1. Make a plan
Are you planning to transfer to a four-year school or go straight to work after college? Your short-term decisions make better sense if they fit into a bigger picture. Meet with an academic advisor or instructor in your area of study and put together a long-term plan for achieving your educational goals. Be sure to check back regularly with your “big plan,” to make sure you’re meeting your goals and timeframe.
2. Apply for financial aid
College is expensive, but likely the best investment of your life. Make sure to check with your college’s financial aid office about scholarships and available funding to help cover your costs. Fill out the Free Application for Federal Student Aid (FAFSA) to see if you qualify for financial support. Some community colleges provide full tuition and fees for qualifying students. Don’t miss out on dollars you can use.
3. Put together a realistic schedule that works for you

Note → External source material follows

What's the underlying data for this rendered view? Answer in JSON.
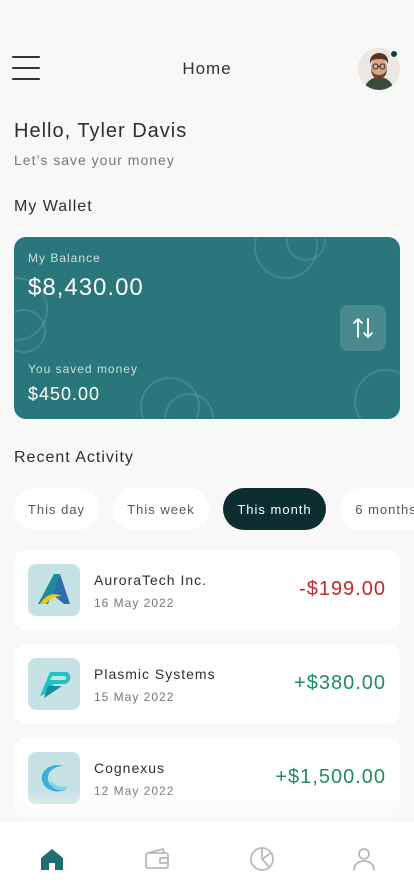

With school, work, family and friends, life is busy. Let’s face it — you’ve got to organize your time and create a schedule that works for you. For every hour spent in class, plan on two for preparation, and set that time aside to ensure success.
As you consider the number of classes you’ll take, think about taking an extra class. Finishing a semester or two early will save time and money. “Salt Lake Community College and most community colleges offer classes at various times of the day and night, and online too, to meet the pressing demands of student schedules. No other institutions are better prepared to help them succeed,” says Joy Tlou, Director of Public Relations at Salt Lake Community College.
4. Set up a support network
Community colleges foster student success in a flexible, helpful and non-competitive environment. Advisers and faculty are committed to helping you plan your course of study and make college work. Labs and out-of-classroom resources are available to help with math, writing, science and computing.
Reach out and join a study group for challenging classes, and work with your classmates to be successful. Communicate with your instructors regularly and let them help with your challenges.
5. Get involved
College is hard work, but it should be fun too. Research shows that students who participate in activities, clubs, athletics, student government and community events do better in their classes and leave college with friends, social skills and memories that last a lifetime. Time can be scarce, but getting involved with people who share your interests just makes life, and college, easier.